Copy each line of the records below that has "按时提交作业" in it.

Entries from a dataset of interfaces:
■ ■ ■ ■ ■

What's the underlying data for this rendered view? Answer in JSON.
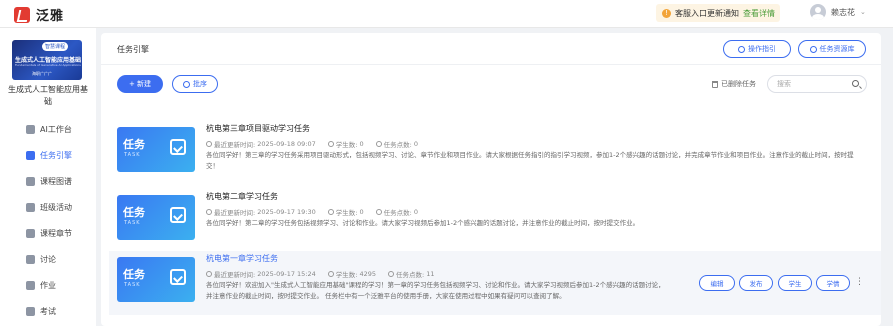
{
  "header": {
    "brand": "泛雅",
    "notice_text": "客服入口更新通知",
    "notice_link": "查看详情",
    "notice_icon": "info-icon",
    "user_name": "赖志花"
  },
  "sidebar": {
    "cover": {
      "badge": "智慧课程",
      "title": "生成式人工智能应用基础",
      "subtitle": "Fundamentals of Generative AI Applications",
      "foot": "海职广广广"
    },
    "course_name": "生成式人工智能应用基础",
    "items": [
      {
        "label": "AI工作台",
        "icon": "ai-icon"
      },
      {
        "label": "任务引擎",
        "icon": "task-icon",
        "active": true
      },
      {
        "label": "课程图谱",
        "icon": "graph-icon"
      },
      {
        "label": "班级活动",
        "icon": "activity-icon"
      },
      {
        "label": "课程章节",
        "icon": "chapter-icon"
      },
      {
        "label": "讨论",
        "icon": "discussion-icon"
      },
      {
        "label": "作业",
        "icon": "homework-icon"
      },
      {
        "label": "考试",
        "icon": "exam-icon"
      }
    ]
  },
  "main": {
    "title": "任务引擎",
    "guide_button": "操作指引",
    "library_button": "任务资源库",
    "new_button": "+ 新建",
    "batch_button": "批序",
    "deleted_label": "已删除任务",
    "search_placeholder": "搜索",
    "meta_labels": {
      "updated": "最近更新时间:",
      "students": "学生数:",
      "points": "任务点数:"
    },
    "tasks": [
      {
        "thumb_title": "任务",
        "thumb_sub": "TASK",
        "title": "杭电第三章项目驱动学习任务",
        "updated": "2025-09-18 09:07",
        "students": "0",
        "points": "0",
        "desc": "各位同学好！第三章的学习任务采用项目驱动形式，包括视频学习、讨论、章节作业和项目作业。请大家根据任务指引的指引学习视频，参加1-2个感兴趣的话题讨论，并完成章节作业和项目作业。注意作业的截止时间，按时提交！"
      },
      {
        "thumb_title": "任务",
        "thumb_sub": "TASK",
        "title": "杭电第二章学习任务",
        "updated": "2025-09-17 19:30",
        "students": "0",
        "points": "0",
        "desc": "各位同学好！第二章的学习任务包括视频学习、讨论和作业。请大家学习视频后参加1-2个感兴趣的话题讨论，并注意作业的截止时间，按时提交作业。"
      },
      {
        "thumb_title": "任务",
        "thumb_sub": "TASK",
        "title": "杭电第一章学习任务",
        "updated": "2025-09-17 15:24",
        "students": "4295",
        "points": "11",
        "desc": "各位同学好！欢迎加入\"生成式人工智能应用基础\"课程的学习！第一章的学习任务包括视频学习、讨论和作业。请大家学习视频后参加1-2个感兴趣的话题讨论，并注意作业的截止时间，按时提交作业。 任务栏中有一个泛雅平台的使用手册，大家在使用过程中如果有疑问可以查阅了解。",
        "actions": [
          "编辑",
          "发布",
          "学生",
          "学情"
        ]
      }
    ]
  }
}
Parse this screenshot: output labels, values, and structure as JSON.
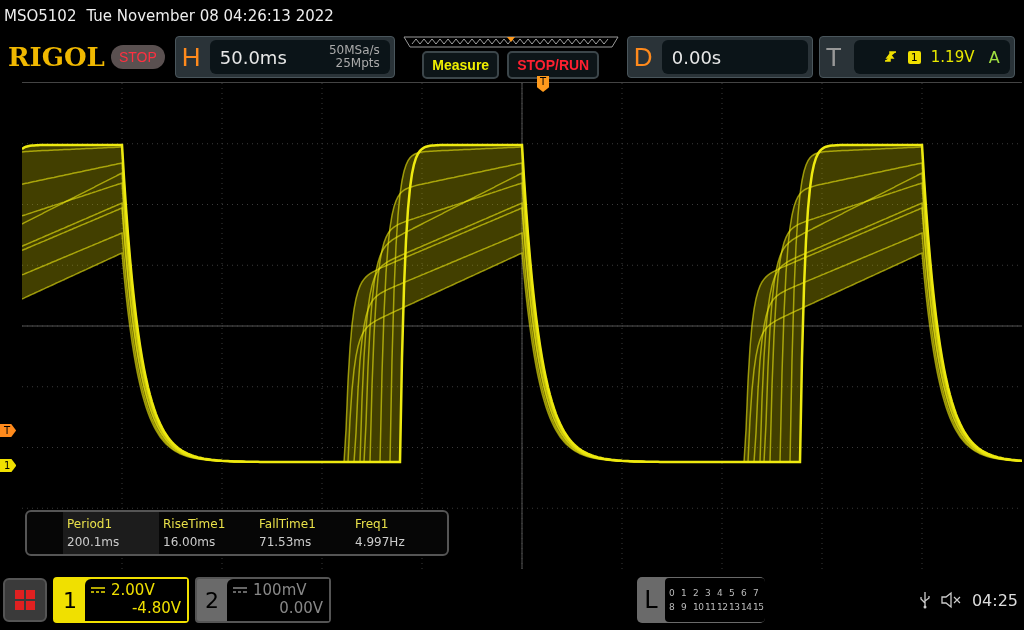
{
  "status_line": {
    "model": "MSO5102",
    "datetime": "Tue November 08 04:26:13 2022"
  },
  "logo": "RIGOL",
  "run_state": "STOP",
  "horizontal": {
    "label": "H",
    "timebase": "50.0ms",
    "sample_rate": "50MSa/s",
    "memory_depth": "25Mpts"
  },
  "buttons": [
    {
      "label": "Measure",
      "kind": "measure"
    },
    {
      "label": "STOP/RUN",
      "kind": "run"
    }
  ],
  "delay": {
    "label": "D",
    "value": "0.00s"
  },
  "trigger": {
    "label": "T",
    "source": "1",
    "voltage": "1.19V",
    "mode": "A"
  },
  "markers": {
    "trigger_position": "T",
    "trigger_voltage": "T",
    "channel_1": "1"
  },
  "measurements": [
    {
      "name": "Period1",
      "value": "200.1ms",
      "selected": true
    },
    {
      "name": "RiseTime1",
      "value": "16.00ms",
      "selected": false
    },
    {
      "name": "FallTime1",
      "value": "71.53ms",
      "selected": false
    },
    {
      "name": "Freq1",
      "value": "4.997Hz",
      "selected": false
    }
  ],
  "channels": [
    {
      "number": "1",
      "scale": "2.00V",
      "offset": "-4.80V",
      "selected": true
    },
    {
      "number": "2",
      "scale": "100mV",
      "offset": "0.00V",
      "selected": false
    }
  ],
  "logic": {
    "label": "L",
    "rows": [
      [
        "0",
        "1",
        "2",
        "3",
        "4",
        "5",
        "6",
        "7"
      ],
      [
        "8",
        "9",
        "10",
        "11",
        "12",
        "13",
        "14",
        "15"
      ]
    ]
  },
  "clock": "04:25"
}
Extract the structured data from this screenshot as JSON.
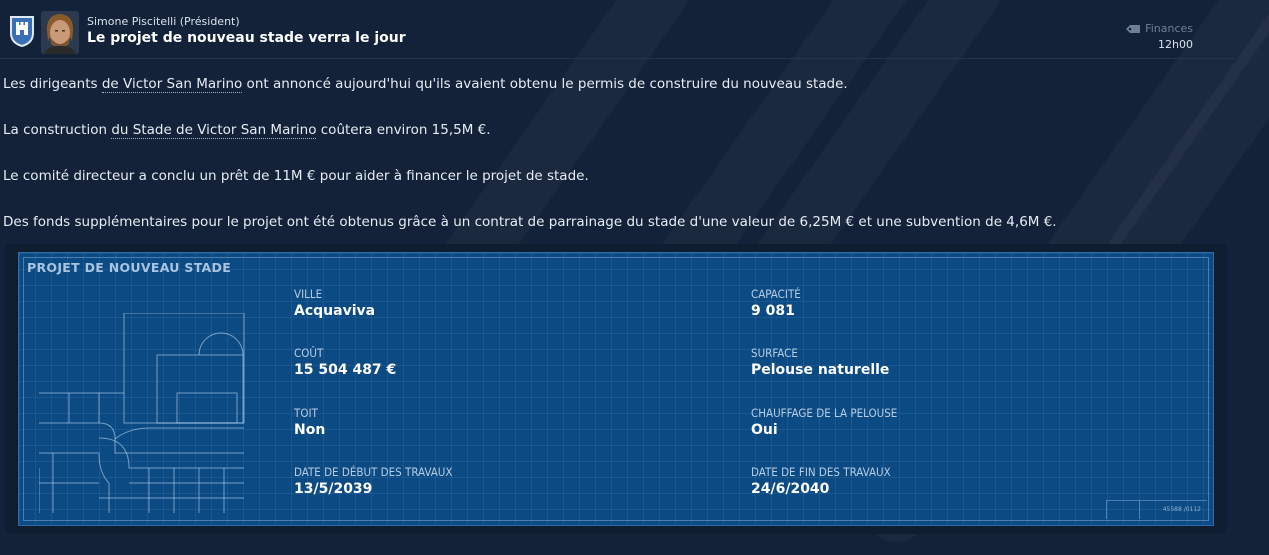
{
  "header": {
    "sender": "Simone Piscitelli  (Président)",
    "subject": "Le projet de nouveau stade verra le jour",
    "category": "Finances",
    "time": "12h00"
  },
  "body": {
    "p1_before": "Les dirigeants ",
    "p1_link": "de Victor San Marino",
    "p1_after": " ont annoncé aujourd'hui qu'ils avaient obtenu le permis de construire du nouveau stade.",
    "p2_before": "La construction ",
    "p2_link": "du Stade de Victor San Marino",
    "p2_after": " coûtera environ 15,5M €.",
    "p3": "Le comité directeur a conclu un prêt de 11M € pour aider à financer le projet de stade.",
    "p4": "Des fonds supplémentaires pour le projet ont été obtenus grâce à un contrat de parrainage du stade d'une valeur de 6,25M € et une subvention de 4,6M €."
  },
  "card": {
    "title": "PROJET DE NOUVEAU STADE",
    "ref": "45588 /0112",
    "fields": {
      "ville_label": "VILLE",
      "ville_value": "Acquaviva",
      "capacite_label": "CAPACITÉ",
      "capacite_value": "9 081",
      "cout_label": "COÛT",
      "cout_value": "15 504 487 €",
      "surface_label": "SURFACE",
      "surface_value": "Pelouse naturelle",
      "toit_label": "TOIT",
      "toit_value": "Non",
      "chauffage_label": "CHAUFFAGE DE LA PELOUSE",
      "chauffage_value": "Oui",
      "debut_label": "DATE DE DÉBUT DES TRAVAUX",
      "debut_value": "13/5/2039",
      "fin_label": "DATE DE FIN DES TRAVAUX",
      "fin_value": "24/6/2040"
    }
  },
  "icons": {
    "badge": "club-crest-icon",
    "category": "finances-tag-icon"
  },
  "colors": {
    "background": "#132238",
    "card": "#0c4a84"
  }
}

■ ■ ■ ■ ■

:: Answer to this problem ::
        "desc": "各位同学好！第二章的学习任务包括视频学习、讨论和作业。请大家学习视频后参加1-2个感兴趣的话题讨论，并注意作业的截止时间，按时提交作业。"
        "desc": "各位同学好！欢迎加入\"生成式人工智能应用基础\"课程的学习！第一章的学习任务包括视频学习、讨论和作业。请大家学习视频后参加1-2个感兴趣的话题讨论，并注意作业的截止时间，按时提交作业。 任务栏中有一个泛雅平台的使用手册，大家在使用过程中如果有疑问可以查阅了解。",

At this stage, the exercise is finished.